Exercise description: Would you work out how many of the lines below hold "import" and reply with nothing but the number?

Available data: Begin

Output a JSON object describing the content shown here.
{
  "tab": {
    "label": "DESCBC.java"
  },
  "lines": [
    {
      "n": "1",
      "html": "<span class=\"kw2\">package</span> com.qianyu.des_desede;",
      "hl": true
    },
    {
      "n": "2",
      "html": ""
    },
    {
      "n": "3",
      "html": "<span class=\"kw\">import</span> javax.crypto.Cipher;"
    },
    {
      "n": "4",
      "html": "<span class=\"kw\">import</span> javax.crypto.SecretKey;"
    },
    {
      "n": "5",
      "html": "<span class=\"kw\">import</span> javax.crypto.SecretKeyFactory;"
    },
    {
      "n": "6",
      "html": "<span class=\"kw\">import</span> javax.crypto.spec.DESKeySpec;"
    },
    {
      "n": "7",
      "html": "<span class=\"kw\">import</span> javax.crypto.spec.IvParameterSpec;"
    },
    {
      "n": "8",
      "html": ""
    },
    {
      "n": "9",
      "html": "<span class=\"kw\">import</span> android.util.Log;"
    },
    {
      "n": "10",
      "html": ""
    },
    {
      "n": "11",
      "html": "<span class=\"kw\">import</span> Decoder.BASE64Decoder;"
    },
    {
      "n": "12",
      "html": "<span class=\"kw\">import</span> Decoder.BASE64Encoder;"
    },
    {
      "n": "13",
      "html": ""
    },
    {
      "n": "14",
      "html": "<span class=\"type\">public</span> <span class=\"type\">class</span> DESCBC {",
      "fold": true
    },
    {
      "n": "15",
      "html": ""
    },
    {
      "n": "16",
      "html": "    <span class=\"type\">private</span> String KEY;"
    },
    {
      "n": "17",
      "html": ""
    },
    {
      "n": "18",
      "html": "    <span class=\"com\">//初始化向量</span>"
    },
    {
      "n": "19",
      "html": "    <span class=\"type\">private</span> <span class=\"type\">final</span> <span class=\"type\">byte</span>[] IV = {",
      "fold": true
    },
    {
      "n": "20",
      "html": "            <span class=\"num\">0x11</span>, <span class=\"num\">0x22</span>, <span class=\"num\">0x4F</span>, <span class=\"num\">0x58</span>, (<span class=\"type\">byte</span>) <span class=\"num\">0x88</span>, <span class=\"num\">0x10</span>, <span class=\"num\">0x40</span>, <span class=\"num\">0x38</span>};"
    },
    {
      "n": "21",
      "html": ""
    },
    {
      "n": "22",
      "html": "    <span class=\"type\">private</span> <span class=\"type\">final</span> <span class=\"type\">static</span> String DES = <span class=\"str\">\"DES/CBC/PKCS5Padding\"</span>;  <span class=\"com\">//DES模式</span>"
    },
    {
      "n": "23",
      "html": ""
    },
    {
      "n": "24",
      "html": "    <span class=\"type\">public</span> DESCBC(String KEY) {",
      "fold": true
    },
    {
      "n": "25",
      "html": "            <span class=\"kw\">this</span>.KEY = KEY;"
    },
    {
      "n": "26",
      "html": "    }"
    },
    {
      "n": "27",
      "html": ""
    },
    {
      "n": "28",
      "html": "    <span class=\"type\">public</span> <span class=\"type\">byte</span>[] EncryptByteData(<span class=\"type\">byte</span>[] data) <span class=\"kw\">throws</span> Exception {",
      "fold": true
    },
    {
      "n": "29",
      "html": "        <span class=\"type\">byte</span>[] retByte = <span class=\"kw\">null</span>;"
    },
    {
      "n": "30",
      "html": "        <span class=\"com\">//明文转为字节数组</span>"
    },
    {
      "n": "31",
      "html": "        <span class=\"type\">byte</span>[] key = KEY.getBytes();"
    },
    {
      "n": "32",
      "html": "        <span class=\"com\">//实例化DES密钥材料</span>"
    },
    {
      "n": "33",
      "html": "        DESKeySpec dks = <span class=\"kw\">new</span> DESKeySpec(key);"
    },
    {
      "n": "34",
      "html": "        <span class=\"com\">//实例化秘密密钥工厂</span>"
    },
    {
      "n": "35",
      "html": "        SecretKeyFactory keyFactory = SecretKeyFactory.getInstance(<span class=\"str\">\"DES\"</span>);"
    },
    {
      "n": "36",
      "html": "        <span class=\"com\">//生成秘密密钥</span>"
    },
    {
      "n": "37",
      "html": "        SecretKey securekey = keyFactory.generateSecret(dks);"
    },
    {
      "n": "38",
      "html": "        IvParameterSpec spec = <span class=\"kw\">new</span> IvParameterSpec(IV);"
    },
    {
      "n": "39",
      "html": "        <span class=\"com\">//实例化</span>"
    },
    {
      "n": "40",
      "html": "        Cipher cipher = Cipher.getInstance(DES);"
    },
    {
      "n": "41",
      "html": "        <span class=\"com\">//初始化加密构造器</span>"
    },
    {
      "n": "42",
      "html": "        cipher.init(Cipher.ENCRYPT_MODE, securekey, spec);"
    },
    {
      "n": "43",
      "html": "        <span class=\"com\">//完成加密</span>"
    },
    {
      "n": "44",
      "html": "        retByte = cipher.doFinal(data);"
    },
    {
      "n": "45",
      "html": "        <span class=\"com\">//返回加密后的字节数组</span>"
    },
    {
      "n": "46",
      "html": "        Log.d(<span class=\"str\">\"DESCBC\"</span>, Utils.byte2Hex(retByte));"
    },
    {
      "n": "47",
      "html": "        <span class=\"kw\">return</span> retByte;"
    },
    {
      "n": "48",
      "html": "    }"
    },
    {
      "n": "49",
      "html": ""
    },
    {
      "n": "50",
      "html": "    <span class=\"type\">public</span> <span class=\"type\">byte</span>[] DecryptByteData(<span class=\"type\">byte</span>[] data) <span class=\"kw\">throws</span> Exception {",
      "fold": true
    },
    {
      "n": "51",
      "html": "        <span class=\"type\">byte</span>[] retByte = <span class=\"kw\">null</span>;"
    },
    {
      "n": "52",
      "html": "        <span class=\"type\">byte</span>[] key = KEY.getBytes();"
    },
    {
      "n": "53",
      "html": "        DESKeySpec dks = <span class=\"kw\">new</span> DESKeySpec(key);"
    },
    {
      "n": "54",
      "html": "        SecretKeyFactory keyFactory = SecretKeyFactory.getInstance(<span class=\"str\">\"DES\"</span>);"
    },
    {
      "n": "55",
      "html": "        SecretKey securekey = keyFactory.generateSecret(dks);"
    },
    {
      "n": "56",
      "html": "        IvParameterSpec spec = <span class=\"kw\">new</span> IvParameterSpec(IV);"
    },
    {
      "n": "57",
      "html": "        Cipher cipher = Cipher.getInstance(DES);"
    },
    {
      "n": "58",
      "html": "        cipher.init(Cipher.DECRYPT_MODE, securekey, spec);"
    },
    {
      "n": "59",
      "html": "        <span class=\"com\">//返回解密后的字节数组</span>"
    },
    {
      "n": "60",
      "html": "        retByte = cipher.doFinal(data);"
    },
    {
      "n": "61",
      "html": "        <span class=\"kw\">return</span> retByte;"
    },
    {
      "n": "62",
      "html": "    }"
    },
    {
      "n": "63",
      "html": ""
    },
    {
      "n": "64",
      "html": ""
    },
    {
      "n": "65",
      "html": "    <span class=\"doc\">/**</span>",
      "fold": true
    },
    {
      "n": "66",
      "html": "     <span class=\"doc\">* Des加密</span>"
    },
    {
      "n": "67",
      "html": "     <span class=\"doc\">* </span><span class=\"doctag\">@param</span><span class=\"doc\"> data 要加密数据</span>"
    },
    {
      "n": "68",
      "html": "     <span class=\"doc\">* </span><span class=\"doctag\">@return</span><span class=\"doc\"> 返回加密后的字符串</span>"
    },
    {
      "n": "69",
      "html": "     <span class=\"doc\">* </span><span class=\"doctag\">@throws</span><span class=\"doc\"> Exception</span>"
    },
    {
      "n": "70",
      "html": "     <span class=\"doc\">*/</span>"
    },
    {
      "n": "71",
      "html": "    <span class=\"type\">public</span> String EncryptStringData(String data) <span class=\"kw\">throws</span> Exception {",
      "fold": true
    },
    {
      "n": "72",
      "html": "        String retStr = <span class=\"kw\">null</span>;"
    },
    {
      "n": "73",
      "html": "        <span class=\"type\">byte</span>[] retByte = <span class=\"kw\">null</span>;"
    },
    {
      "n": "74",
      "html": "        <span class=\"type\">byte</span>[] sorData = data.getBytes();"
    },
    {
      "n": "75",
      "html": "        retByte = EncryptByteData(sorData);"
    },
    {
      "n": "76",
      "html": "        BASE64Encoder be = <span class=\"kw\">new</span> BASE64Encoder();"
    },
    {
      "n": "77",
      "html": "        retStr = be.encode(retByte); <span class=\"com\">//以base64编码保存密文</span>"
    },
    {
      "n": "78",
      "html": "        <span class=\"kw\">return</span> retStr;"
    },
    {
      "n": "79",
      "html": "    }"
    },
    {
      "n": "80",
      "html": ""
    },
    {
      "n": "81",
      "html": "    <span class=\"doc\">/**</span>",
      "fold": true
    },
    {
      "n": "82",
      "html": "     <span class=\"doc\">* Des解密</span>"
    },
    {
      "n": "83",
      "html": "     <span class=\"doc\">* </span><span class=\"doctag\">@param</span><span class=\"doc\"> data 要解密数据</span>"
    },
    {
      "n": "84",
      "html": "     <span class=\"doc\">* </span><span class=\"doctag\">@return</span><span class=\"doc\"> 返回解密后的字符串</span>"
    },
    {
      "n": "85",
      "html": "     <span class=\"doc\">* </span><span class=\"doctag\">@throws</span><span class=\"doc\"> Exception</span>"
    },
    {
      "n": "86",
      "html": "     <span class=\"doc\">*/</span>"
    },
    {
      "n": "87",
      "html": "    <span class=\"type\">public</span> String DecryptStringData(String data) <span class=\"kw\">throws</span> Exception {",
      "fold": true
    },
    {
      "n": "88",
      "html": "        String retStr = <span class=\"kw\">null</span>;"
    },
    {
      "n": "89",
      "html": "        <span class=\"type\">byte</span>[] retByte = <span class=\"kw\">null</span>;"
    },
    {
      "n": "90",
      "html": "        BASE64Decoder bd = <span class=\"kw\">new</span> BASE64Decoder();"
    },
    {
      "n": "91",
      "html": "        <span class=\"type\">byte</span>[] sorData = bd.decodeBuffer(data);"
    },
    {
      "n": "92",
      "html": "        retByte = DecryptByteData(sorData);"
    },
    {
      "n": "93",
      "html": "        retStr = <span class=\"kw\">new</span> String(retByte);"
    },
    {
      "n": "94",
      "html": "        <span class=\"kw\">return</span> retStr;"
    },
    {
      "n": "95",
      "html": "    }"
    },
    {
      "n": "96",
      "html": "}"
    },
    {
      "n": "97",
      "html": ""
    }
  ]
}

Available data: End

Reply to the exercise: 8